"That's the America I know," Obama thundered. "That's the country we love. Clear-eyed. Big-hearted. Undaunted by challenge. Optimistic that unarmed truth and unconditional love will have the final word. That's what makes me so hopeful about our future. I believe in change because I believe in you, the American people.

"And that's why I stand here confident as I have ever been that the State of our Union is strong!"

Pow! What an explosive ending! Aha! So he didn't forget about the tradition of stating that the Union is "strong," but instead he saved it for the very last word of the entire speech. Powerful!

But then, after you settle down a bit, you begin to think about it. Hold on a second here. Something is going on. This is a twist on the standard formulation.

Traditionally, when the president states that the Union is "strong," it is in the context of the president taking credit for his own successes in office. It is sort of like the president bragging a little bit about his own accomplishments, like the president saying, "The Union is strong because I have done such a great job overseeing it as president."

But this is not what is going on here in this speech. This is not what Obama is saying. Obama is not saying that the state of the Union is "strong" because of what a great job he himself has done as president. No. Obama is saying that the reason the Union is "strong" is because of the strength of the American people!

Whoa! He is turning the entire traditional formulation on its head.

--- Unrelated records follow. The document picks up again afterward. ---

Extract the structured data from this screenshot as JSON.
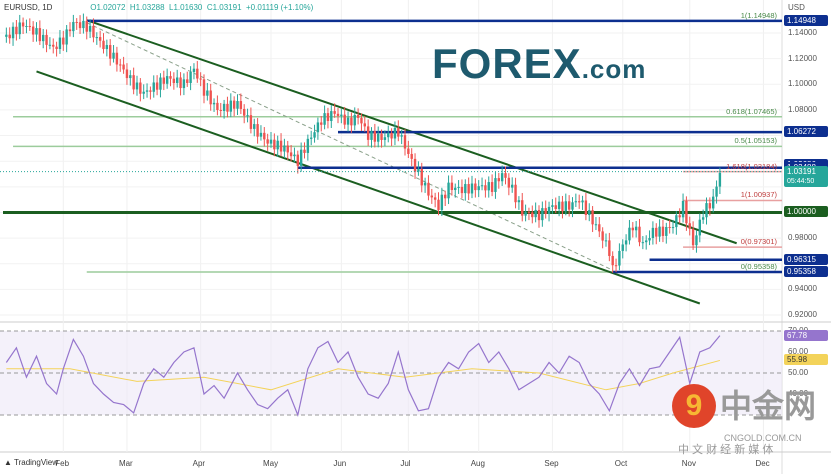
{
  "header": {
    "symbol": "EURUSD, 1D",
    "open": "O1.02072",
    "high": "H1.03288",
    "low": "L1.01630",
    "close": "C1.03191",
    "change": "+0.01119 (+1.10%)"
  },
  "logo": {
    "main": "FOREX",
    "suffix": ".com"
  },
  "watermark": {
    "cn": "中金网",
    "url": "CNGOLD.COM.CN",
    "sub": "中 文 财 经 新 媒 体"
  },
  "footer": {
    "brand": "TradingView"
  },
  "colors": {
    "up": "#26a69a",
    "down": "#ef5350",
    "blue": "#0d2f8f",
    "green": "#1b5e20",
    "fib_green": "#9ccc9c",
    "fib_red": "#e8a0a0",
    "rsi": "#9575cd",
    "rsi_ma": "#f3d35a"
  },
  "chart_data": {
    "type": "candlestick",
    "currency": "USD",
    "price_axis": [
      "1.14000",
      "1.12000",
      "1.10000",
      "1.08000",
      "0.98000",
      "0.94000",
      "0.92000"
    ],
    "price_range": [
      0.915,
      1.16
    ],
    "months": [
      "Feb",
      "Mar",
      "Apr",
      "May",
      "Jun",
      "Jul",
      "Aug",
      "Sep",
      "Oct",
      "Nov",
      "Dec"
    ],
    "month_day_index": [
      18,
      37,
      59,
      80,
      101,
      121,
      142,
      164,
      185,
      205,
      227
    ],
    "close_path": [
      [
        1,
        1.137
      ],
      [
        6,
        1.147
      ],
      [
        10,
        1.14
      ],
      [
        15,
        1.128
      ],
      [
        18,
        1.135
      ],
      [
        21,
        1.148
      ],
      [
        25,
        1.145
      ],
      [
        30,
        1.13
      ],
      [
        34,
        1.118
      ],
      [
        39,
        1.1
      ],
      [
        42,
        1.093
      ],
      [
        45,
        1.098
      ],
      [
        49,
        1.105
      ],
      [
        54,
        1.1
      ],
      [
        57,
        1.112
      ],
      [
        60,
        1.095
      ],
      [
        64,
        1.08
      ],
      [
        70,
        1.085
      ],
      [
        75,
        1.065
      ],
      [
        79,
        1.055
      ],
      [
        84,
        1.05
      ],
      [
        88,
        1.04
      ],
      [
        91,
        1.055
      ],
      [
        95,
        1.072
      ],
      [
        99,
        1.078
      ],
      [
        103,
        1.07
      ],
      [
        106,
        1.075
      ],
      [
        109,
        1.06
      ],
      [
        113,
        1.058
      ],
      [
        118,
        1.063
      ],
      [
        122,
        1.04
      ],
      [
        127,
        1.015
      ],
      [
        130,
        1.005
      ],
      [
        133,
        1.02
      ],
      [
        137,
        1.018
      ],
      [
        142,
        1.02
      ],
      [
        146,
        1.02
      ],
      [
        149,
        1.03
      ],
      [
        152,
        1.018
      ],
      [
        155,
        1.0
      ],
      [
        160,
        0.998
      ],
      [
        164,
        1.005
      ],
      [
        169,
        1.005
      ],
      [
        172,
        1.01
      ],
      [
        175,
        0.998
      ],
      [
        178,
        0.985
      ],
      [
        181,
        0.97
      ],
      [
        182,
        0.955
      ],
      [
        185,
        0.975
      ],
      [
        188,
        0.99
      ],
      [
        191,
        0.975
      ],
      [
        194,
        0.985
      ],
      [
        197,
        0.985
      ],
      [
        200,
        0.99
      ],
      [
        203,
        1.005
      ],
      [
        206,
        0.975
      ],
      [
        209,
        1.0
      ],
      [
        212,
        1.01
      ],
      [
        214,
        1.03191
      ]
    ],
    "horizontal_levels": [
      {
        "price": 1.14948,
        "label": "1.14948",
        "color": "blue",
        "from_day": 25
      },
      {
        "price": 1.06272,
        "label": "1.06272",
        "color": "blue",
        "from_day": 100
      },
      {
        "price": 1.03686,
        "label": "1.03686",
        "color": "blue",
        "from_day": 150,
        "hidden_line": true
      },
      {
        "price": 1.03488,
        "label": "1.03488",
        "color": "blue",
        "from_day": 88
      },
      {
        "price": 1.0,
        "label": "1.00000",
        "color": "green",
        "from_day": 0
      },
      {
        "price": 0.96315,
        "label": "0.96315",
        "color": "blue",
        "from_day": 193
      },
      {
        "price": 0.95358,
        "label": "0.95358",
        "color": "blue",
        "from_day": 182
      }
    ],
    "fib_levels": [
      {
        "price": 1.14948,
        "label": "1(1.14948)",
        "color": "fib_green",
        "from_day": 25
      },
      {
        "price": 1.07465,
        "label": "0.618(1.07465)",
        "color": "fib_green",
        "from_day": 3
      },
      {
        "price": 1.05153,
        "label": "0.5(1.05153)",
        "color": "fib_green",
        "from_day": 3
      },
      {
        "price": 0.95358,
        "label": "0(0.95358)",
        "color": "fib_green",
        "from_day": 25
      },
      {
        "price": 1.03184,
        "label": "1.618(1.03184)",
        "color": "fib_red",
        "from_day": 203
      },
      {
        "price": 1.00937,
        "label": "1(1.00937)",
        "color": "fib_red",
        "from_day": 203
      },
      {
        "price": 0.97301,
        "label": "0(0.97301)",
        "color": "fib_red",
        "from_day": 203
      }
    ],
    "last_price": {
      "value": "1.03191",
      "countdown": "05:44:50"
    },
    "trendlines": [
      {
        "from": [
          25,
          1.15
        ],
        "to": [
          219,
          0.976
        ],
        "style": "solid"
      },
      {
        "from": [
          10,
          1.11
        ],
        "to": [
          208,
          0.929
        ],
        "style": "solid"
      },
      {
        "from": [
          25,
          1.148
        ],
        "to": [
          182,
          0.955
        ],
        "style": "dashed"
      }
    ],
    "rsi": {
      "axis": [
        "70.00",
        "60.00",
        "50.00",
        "40.00"
      ],
      "value": "67.78",
      "ma_value": "55.98",
      "levels": [
        70,
        50,
        30
      ],
      "values": [
        [
          1,
          55
        ],
        [
          4,
          62
        ],
        [
          7,
          48
        ],
        [
          10,
          58
        ],
        [
          13,
          45
        ],
        [
          16,
          40
        ],
        [
          18,
          52
        ],
        [
          21,
          66
        ],
        [
          24,
          58
        ],
        [
          27,
          45
        ],
        [
          30,
          40
        ],
        [
          33,
          36
        ],
        [
          36,
          35
        ],
        [
          39,
          31
        ],
        [
          42,
          45
        ],
        [
          45,
          52
        ],
        [
          48,
          48
        ],
        [
          51,
          55
        ],
        [
          54,
          60
        ],
        [
          57,
          62
        ],
        [
          60,
          40
        ],
        [
          63,
          44
        ],
        [
          66,
          38
        ],
        [
          70,
          50
        ],
        [
          73,
          42
        ],
        [
          76,
          35
        ],
        [
          79,
          33
        ],
        [
          82,
          38
        ],
        [
          85,
          42
        ],
        [
          88,
          30
        ],
        [
          91,
          52
        ],
        [
          94,
          62
        ],
        [
          97,
          65
        ],
        [
          100,
          55
        ],
        [
          103,
          60
        ],
        [
          106,
          48
        ],
        [
          109,
          40
        ],
        [
          112,
          38
        ],
        [
          115,
          45
        ],
        [
          118,
          60
        ],
        [
          121,
          42
        ],
        [
          124,
          32
        ],
        [
          127,
          33
        ],
        [
          130,
          48
        ],
        [
          133,
          55
        ],
        [
          136,
          52
        ],
        [
          139,
          60
        ],
        [
          142,
          64
        ],
        [
          145,
          55
        ],
        [
          148,
          60
        ],
        [
          151,
          52
        ],
        [
          154,
          42
        ],
        [
          157,
          45
        ],
        [
          160,
          48
        ],
        [
          163,
          55
        ],
        [
          166,
          50
        ],
        [
          169,
          58
        ],
        [
          172,
          55
        ],
        [
          175,
          45
        ],
        [
          178,
          40
        ],
        [
          181,
          32
        ],
        [
          184,
          45
        ],
        [
          187,
          52
        ],
        [
          190,
          44
        ],
        [
          193,
          52
        ],
        [
          196,
          53
        ],
        [
          199,
          60
        ],
        [
          202,
          67
        ],
        [
          205,
          45
        ],
        [
          208,
          60
        ],
        [
          211,
          62
        ],
        [
          214,
          67.78
        ]
      ],
      "ma": [
        [
          1,
          52
        ],
        [
          20,
          52
        ],
        [
          40,
          46
        ],
        [
          60,
          48
        ],
        [
          80,
          42
        ],
        [
          100,
          52
        ],
        [
          120,
          48
        ],
        [
          140,
          52
        ],
        [
          160,
          50
        ],
        [
          180,
          42
        ],
        [
          190,
          45
        ],
        [
          200,
          50
        ],
        [
          214,
          55.98
        ]
      ]
    }
  }
}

Obama is saying that the Union is "strong" because the American people will rise-up to meet the current challenges we face, including the challenge of reforming the political system so that we will never again allow ourselves to be dragged down into a dark and ominous national mood like the one we're in now that does not accurately reflect the uplifting nature of our own true spirit.

Wow. Now that's pretty cool.

Thank you, President Obama, for inspiring us.